Ox Road Widening Project Comes To a Halt

Ox Road Widening Project Comes To a Halt

When New Construction Inc. shut down operations on Phase 3 of the Ox Road widening project, Clifton mayor Jim Chesley was sitting in a traffic jam on southbound Ox Road and noticed the lack of activity. What he didn't realize was that New Construction was halting operations.

"I noticed it started to slow down," Chesley said.

Even though Ox Road is east of Clifton, it is one of the main roads that Clifton citizens use.

"Everything over there does affect us," Chesley said.

New Construction was unable to continue construction, and the final section of the project was assumed by New Construction's surety company, Centennial Insurance They are responsible to finish the project. Centennial is a subsidiary of Atlantic Mutual.

"New Construction defaulted on the contract," said Ryan Hall, Virginia Department of Transportation (VDOT) spokesperson.

"The contractor themselves are insured and bonded. The insurance company eats the cost, not the taxpayers," Hall said.

The size of the project was out of VDOT’S range to take over building operations, so on March 17, a representative from VDOT, Centennial and seven contractors are touring the sight as part of the bid process.

"Reps will be there with VDOT examining the paperwork. Hopefully the project will start back up in May," Hall said.

Any cost to the contractor over the original contract price will be paid by Centennial, Hall said. For three months, the project sat idle, but Hall doesn't think it will affect the completion date.

"They lost the winter months basically, so it won't delay it too much," Hall said.

SUPERVISOR ELAINE McCONNELL (R-Springfield) HAS pushed for the widening of Ox Road through the years and searched for solutions when the company "went belly up," she said.

"That's the last piece," McConnell said. "That's what is so critical."

Chesley's attitude was the same. Recently, VDOT counted 12,000 to 13,000 cars cutting through Clifton. The Ox Road widening will provide some relief.

"I want to see it done," Chesley said. "It has to be done. It's taken so long to get to this point."
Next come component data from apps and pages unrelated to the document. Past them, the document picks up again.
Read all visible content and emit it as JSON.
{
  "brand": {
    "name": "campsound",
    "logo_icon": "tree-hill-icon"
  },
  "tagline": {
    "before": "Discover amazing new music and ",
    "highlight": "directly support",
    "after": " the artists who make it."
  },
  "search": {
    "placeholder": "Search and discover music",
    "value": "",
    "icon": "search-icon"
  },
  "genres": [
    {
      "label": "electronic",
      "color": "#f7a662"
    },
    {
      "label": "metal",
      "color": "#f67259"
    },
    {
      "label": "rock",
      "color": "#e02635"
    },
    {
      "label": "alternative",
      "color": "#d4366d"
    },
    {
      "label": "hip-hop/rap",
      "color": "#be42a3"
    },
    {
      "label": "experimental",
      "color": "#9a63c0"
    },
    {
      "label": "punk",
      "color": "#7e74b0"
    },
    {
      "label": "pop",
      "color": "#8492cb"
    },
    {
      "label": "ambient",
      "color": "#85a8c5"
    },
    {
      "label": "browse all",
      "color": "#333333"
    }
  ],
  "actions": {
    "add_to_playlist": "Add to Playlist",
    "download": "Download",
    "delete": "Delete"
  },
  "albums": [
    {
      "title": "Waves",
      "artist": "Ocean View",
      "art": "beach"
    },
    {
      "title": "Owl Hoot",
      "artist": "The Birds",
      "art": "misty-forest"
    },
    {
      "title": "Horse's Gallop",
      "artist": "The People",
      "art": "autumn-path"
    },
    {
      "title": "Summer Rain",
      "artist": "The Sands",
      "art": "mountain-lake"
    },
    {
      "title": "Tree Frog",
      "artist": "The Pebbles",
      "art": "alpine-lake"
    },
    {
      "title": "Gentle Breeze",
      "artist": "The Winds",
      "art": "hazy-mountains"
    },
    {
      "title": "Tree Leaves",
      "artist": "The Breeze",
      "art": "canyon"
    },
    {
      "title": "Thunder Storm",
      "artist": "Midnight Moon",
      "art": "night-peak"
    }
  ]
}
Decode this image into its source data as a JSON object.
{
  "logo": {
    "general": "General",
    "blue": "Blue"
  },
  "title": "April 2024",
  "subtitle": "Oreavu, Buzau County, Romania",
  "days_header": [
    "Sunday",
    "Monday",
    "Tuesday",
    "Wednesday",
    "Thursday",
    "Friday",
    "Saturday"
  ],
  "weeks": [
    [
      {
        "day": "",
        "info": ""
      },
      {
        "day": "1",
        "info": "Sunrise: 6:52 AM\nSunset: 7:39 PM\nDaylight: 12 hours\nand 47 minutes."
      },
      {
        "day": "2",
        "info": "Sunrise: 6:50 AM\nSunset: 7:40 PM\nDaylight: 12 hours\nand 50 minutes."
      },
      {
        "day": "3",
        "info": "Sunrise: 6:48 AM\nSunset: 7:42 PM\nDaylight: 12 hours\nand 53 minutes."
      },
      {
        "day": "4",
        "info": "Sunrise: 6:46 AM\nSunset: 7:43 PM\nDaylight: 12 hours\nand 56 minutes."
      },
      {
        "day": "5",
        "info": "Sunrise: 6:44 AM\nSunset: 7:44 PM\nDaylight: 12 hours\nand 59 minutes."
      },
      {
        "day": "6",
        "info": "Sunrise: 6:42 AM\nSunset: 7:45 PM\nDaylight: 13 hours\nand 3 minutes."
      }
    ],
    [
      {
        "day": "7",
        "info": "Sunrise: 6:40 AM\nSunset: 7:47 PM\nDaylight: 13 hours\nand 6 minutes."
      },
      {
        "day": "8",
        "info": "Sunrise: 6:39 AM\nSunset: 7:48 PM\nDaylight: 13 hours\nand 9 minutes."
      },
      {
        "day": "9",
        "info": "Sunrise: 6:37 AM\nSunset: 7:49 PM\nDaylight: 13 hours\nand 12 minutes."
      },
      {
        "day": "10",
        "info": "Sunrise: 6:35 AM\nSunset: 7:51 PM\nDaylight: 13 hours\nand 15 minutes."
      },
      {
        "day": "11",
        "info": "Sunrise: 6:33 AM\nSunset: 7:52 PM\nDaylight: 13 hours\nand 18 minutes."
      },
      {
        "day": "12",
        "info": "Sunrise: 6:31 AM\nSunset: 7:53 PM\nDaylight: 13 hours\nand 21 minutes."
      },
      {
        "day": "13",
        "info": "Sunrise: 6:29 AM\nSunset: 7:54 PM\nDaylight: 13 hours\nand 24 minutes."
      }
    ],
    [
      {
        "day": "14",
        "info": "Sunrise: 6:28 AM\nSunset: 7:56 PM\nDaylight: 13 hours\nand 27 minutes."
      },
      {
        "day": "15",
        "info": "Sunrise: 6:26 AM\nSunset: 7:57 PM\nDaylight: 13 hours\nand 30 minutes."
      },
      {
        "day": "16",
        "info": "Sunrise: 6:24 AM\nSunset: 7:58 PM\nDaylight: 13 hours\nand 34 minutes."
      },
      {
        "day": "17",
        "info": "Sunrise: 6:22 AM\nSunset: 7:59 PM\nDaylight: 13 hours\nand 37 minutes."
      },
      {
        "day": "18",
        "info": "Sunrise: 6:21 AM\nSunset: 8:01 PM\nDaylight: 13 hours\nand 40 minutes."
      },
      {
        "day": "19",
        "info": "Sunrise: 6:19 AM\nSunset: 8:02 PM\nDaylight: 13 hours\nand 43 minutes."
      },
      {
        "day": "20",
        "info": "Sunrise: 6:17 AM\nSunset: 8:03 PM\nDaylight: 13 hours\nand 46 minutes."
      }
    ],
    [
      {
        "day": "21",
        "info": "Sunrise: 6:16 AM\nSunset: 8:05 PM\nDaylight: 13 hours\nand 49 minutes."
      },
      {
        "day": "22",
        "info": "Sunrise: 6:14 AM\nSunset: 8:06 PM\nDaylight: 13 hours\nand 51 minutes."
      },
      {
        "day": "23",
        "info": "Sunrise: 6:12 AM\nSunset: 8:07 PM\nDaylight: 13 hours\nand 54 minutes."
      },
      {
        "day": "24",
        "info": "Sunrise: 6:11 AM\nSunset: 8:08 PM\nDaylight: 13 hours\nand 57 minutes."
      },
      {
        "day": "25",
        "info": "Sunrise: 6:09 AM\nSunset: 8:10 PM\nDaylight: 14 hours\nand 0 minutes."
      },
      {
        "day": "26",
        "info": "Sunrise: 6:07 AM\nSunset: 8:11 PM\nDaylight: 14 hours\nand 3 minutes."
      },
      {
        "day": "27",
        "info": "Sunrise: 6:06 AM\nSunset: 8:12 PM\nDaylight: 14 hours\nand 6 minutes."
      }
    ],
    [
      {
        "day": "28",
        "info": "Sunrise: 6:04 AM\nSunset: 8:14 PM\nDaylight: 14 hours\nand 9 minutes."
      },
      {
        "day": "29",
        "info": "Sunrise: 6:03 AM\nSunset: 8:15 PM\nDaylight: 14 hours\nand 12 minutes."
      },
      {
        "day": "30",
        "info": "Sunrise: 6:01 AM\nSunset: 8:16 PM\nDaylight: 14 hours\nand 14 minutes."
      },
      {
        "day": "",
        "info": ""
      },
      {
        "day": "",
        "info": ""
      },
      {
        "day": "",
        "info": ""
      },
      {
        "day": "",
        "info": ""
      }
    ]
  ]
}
Phase 3 of the project is 1.9 miles from North Davis Road to Route 722. It was priced at $14.6 million for construction only and awarded to New Construction Inc. of Vienna, Va., in May 2003. The final phase is the 0.6-mile bridge across the Occoquan River. Construction started on that as well, but the contractor was hired by Prince William County. It's crucial that Phase 3 and the new bridge are complete in the same time frame to prevent a traffic bottleneck.

"We have to have that part done," McConnell said.